_Exercise brief_
Repeat the listing in full, exactly as it stands.
------------------------------------------------------------------------
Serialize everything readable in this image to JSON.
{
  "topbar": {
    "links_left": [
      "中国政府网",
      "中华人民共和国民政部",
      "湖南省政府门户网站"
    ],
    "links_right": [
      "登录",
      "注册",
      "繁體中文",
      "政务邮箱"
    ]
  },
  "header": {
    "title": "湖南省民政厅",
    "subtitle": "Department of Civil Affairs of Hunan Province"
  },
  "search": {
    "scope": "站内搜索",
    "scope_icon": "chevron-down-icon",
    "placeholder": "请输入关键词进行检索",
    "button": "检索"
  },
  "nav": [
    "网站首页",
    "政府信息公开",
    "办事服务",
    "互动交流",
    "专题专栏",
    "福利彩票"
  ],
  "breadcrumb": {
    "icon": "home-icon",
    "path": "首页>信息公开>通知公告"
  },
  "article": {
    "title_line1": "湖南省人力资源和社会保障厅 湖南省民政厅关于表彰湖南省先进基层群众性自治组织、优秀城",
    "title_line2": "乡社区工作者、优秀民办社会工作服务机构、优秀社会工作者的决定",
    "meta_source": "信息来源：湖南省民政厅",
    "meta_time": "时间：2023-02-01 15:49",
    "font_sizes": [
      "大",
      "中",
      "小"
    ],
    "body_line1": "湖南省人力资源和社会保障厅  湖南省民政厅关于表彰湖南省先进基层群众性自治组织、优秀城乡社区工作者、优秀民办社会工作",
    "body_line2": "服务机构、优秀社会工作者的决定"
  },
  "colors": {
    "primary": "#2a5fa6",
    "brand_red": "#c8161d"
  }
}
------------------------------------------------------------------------
_Output of the task_
Serialize everything readable in this image to JSON.
{
  "topbar": {
    "links_left": [
      "中国政府网",
      "中华人民共和国民政部",
      "湖南省政府门户网站"
    ],
    "links_right": [
      "登录",
      "注册",
      "繁體中文",
      "政务邮箱"
    ]
  },
  "header": {
    "title": "湖南省民政厅",
    "subtitle": "Department of Civil Affairs of Hunan Province"
  },
  "search": {
    "scope": "站内搜索",
    "scope_icon": "chevron-down-icon",
    "placeholder": "请输入关键词进行检索",
    "button": "检索"
  },
  "nav": [
    "网站首页",
    "政府信息公开",
    "办事服务",
    "互动交流",
    "专题专栏",
    "福利彩票"
  ],
  "breadcrumb": {
    "icon": "home-icon",
    "path": "首页>信息公开>通知公告"
  },
  "article": {
    "title_line1": "湖南省人力资源和社会保障厅 湖南省民政厅关于表彰湖南省先进基层群众性自治组织、优秀城",
    "title_line2": "乡社区工作者、优秀民办社会工作服务机构、优秀社会工作者的决定",
    "meta_source": "信息来源：湖南省民政厅",
    "meta_time": "时间：2023-02-01 15:49",
    "font_sizes": [
      "大",
      "中",
      "小"
    ],
    "body_line1": "湖南省人力资源和社会保障厅  湖南省民政厅关于表彰湖南省先进基层群众性自治组织、优秀城乡社区工作者、优秀民办社会工作",
    "body_line2": "服务机构、优秀社会工作者的决定"
  },
  "colors": {
    "primary": "#2a5fa6",
    "brand_red": "#c8161d"
  }
}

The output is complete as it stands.